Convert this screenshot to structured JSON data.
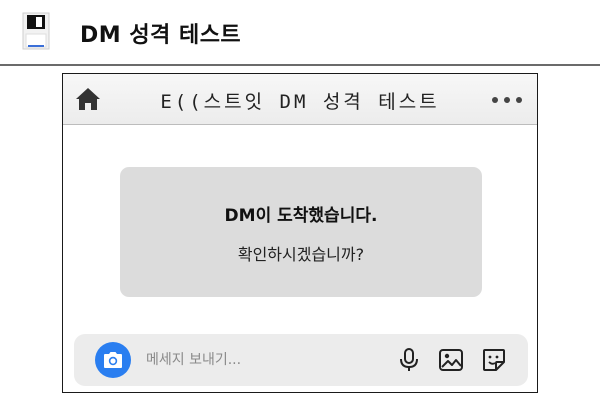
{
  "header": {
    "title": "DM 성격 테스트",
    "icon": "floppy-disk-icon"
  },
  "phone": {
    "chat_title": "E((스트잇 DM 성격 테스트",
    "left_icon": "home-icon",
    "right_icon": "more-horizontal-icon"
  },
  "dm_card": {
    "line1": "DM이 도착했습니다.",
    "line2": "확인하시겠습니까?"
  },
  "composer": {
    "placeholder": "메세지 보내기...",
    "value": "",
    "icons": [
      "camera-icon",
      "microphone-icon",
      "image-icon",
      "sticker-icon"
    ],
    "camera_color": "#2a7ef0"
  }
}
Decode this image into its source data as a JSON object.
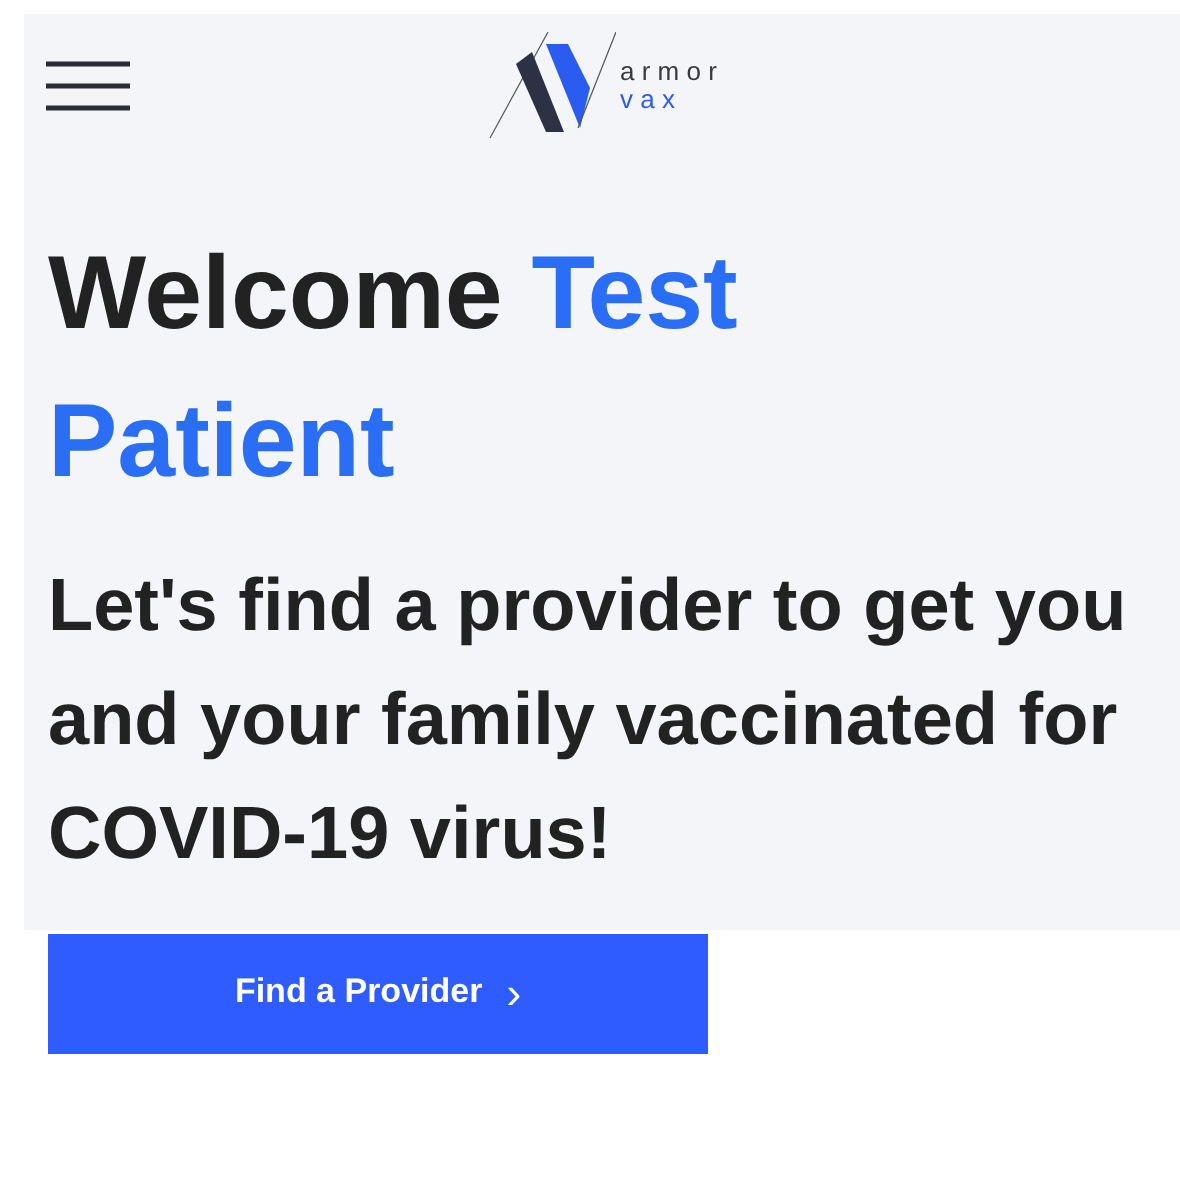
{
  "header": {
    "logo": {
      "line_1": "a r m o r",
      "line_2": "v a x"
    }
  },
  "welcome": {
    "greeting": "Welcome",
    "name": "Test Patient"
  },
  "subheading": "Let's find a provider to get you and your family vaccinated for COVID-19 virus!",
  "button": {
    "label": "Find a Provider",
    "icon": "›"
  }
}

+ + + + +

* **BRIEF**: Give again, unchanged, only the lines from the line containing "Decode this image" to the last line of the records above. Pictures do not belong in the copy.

* **WRITTEN SOLUTION**:
Decode this image into its source data as a JSON object.
{
  "header": {
    "logo": {
      "line_1": "a r m o r",
      "line_2": "v a x"
    }
  },
  "welcome": {
    "greeting": "Welcome",
    "name": "Test Patient"
  },
  "subheading": "Let's find a provider to get you and your family vaccinated for COVID-19 virus!",
  "button": {
    "label": "Find a Provider",
    "icon": "›"
  }
}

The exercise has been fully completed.